PD: How do you compare U.S. soccer, at least from Northern California, to soccer in Holland?

PL: There are so many youth players over here, so thats the first big difference. The other difference is that players in Holland look every day on TV at soccer and see their idols play. So, its logical that they have a more realistic and visible goal in soccer. Its a complete culture and the No. 1 sport also for adults and youngsters. Its important for the U.S. to create something for their best players in age groups from 8-18 years old so they can play with the best and have a professional education to become a top player!

PD: How far away are we from ever seeing the U.S. in a World Cup Final Four?

PL: That depends if you make academics where the best players will play together and have every day practical quality coaching. Combine school practices and tournaments in Europe to play against the best age groups from Spain, England, Holland and then you create players who will make a difference in the World Cup. We think it could happen for the U.S. So you have the biggest pool to fish for from your players. Right now not one player from the United States is playing in the Champions League. So there are no players at the Champions League level- there is something going wrong somewhere, right?

PD: In the U.S. baseball, football and basketball in a way share all the good athletes. Is it that way in Europe, are there any other sports that siphon players away from soccer?

PL: No.

PD: Do you think U.S. sports fans in general really understand the passion for soccer elsewhere in the world?

PL: No, they can’t experience the culture of watching a stadium with 50,000 fans screaming for their idols.

PD: After watching the kids play here, what is the one thing the U.S. needs to do to improve the level of soccer in this country?

PL: Make every state have one or two academies where the best players play with the best and where the best U.S. soccer coaches can do their work. Keep bringing the best coaches from all over the world to educate the coaches! The United States needs to structure their entire soccer organization to be cohesive so they can work together and learn from one another.

PD: Who is better, Arjen Robben or Ruud van Nistelrooy and are they the two top players ever from Holland or is there someone else?

PL: Robben is another type of player, I like them both! Van Persie is playing at Arsenal is also a very young talented player from the Dutch education. Cruyff van Basten and Bergkamp were the best alltime in Holland!!

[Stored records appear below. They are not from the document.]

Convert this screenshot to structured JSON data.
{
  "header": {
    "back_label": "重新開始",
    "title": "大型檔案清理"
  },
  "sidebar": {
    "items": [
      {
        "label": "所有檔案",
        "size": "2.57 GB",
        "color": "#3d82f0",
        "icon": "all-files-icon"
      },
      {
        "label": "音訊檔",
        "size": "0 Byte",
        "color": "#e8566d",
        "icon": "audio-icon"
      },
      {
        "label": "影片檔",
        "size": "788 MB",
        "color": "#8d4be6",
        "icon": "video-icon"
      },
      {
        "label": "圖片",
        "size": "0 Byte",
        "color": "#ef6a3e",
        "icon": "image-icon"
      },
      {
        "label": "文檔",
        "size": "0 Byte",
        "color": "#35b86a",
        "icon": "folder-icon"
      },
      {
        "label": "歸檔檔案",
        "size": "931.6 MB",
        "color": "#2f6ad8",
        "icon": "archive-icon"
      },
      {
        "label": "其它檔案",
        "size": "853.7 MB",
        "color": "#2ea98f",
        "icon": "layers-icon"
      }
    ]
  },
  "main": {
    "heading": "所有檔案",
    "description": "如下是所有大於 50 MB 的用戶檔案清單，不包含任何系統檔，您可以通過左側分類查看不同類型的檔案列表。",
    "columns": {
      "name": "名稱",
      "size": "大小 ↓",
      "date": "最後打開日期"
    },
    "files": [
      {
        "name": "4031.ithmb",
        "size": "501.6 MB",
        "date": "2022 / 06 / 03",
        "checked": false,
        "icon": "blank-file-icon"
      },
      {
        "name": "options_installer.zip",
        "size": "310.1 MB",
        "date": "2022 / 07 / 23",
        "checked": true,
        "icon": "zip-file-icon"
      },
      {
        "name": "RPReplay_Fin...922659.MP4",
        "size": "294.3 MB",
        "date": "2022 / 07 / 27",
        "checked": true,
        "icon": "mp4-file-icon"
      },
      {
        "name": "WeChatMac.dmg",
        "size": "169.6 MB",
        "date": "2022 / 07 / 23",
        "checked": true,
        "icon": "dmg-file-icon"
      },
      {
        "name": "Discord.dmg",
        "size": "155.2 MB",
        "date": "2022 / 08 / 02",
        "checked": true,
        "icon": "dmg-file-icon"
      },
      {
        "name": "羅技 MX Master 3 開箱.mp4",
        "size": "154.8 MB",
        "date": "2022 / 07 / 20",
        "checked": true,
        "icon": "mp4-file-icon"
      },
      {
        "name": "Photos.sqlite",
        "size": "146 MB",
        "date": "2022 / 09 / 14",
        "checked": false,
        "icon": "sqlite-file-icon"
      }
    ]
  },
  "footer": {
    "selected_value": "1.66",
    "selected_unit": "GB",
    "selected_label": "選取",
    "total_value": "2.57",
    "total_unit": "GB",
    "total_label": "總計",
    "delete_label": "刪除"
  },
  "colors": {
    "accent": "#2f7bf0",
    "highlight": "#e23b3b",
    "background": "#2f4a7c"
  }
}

PD: Do you own a pair of wooden shoes?

PL: Is this a question from one of the Ziemer brothers??!!!

PD: How does the training in Holland differ from elsewhere in Europe? If there is a country that uses comparable training techniques to those of Holland?

PL: We think the difference is in the culture of playing soccer. The people demand different things in different countries. France has a good youth education.

PD: Who do you think is the best U.S. soccer player?

PL: Of course. Demarcus Beasley, but also Brian McBride, who plays on Fullham, I like.

What age group of kids do you enjoy coaching the most and why?

PL: The kids can develop technical the most until they are 13, so thats the most important age! Also I like to work with the U17, U19 and U21 because they are close or already professional. That makes my work at PSV so great because I develop the longterm and I work with players who are almost at the top and make the difference in the games with it.

PD: Can any of the Ziemer brothers beat you 1v1?

PL: Possibly 2v1 they might have a chance!!!!